Of the on-screen sources we examined, Boris Johnson made up 8.7% share of appearances – the most prominent figure for the Leave campaign – while 4.4% featured Nigel Farage. On the remain side, the PM and Chancellor were the most visible on television news (accounting for 7.2% and 4.1% respectively), with Jeremy Corbyn’s share of appearances – 2.4% – well behind Conservative sources.
But beyond the issues, personalities and party-politics involved in the Referendum coverage, it was perhaps the lack of scrutiny by non-partisan sources that was most conspicuous by their absence. If we exclude the 12% of sources that did not express a favourable or unfavourable opinion towards EU membership, Tables 1 and 2 show the overwhelming voices heard on television news were by Leave or Remain campaigners. More independent actors – from think tanks, say, or academics – made up a tiny share of sources used to inform coverage.
Since over 4 in ten items featured a statistical claim about the EU, the burden of independent scrutiny was thus left to journalists. But how did they communicate the competing facts and figures of the campaigns? About a quarter of news items involving statistics were either challenged or contextualised by journalists, such as questioning the claim made by Leave that the UK paid £350m per week to Brussels or explaining that much of this money was reinvested in the UK.. Put another way, 3 in 4 items involving statistical claims were not subject to either further analysis or additional context.
In effect, this meant much of the coverage about the EU Referendum was left to campaign groups to argue with each other about the relative merits of leaving or remaining. Indeed, we found almost a third of news items involving statistics were tit-for-tat exchanges between rival camps, where journalists did not intervene one way or the other about the veracity or credibility of competing claims. Without a great deal of prior knowledge, it would be very difficult for audiences to make sense of these claims and counter-claims, regardless of their veracity.
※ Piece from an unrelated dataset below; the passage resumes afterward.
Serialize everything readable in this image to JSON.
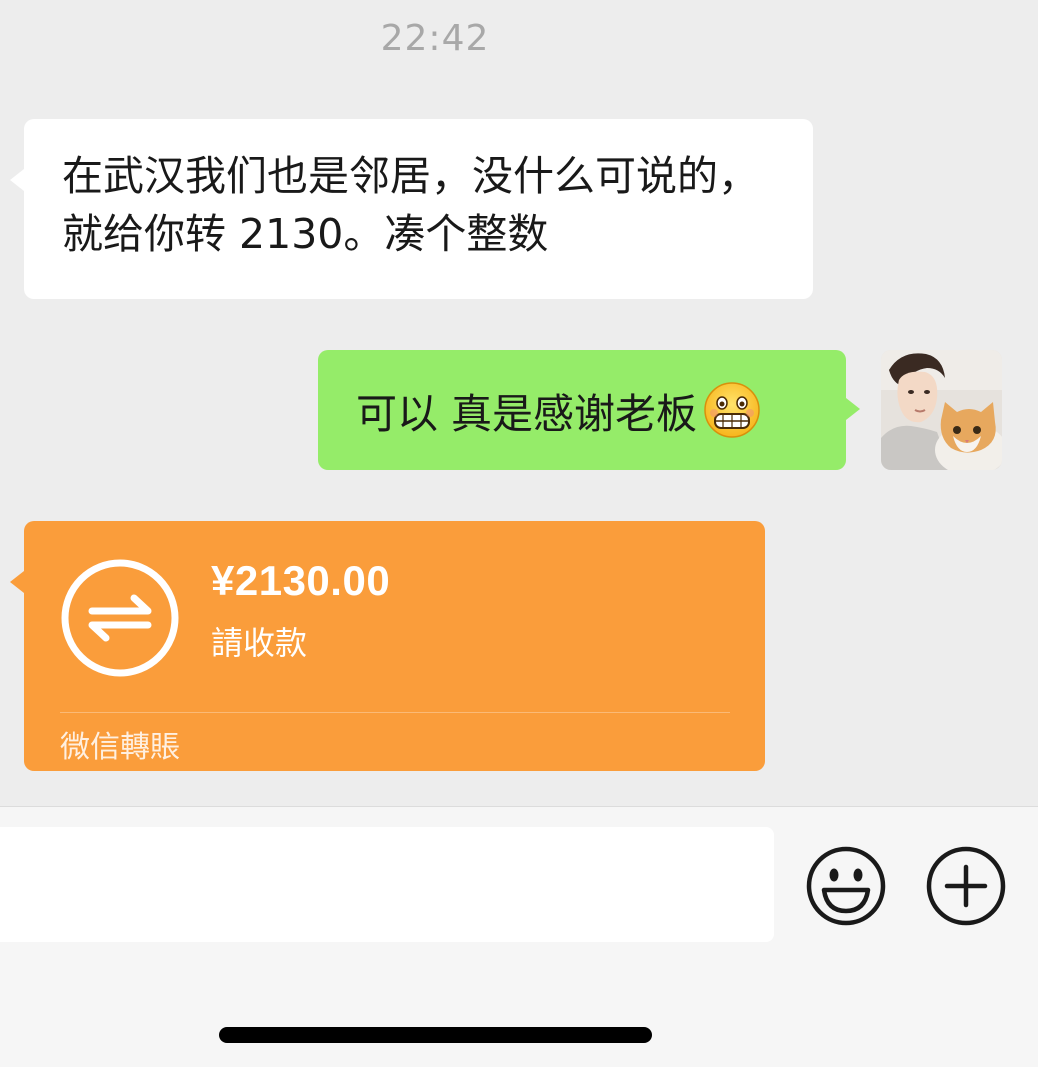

Why does all this matter? Although broadcasters have to abide by ‘due impartiality’ guidelines, this does not necessarily mean they have to be balanced when reporting facts and figures. The editorial goals of accuracy and objectivity involve challenging or questioning claims about being in or out of the EU. Our analysis of Referendum coverage suggests that, while broadcasters may have been even-handed in terms of giving both sides equal time, they could have more independently scrutinised, challenged or contextualised many of the facts and figures that were used repeatedly by both sides.
Despite the ten-week campaign, just days before Referendum day one representative survey found less than a third – 31% – felt well or very well informed about their EU vote. The tit-for-tat exchanges between rival camps and the trading of statistical claims would probably not have helped many viewers make better sense of the issues confronting them. There may have been exaggerated claims from both sides of the debate, but it was also the case that some of the statistics presented were more credible than others. In this campaign, however, there was a sense that broadcasters were afraid to make such a judgement. Objectivity, in this sense, was trumped by impartiality. More regularly drawing on independent analysis may have enhanced people’s understanding of the issues before they had cast their vote.
The research was carried out by Natasha Egan-Sjodin.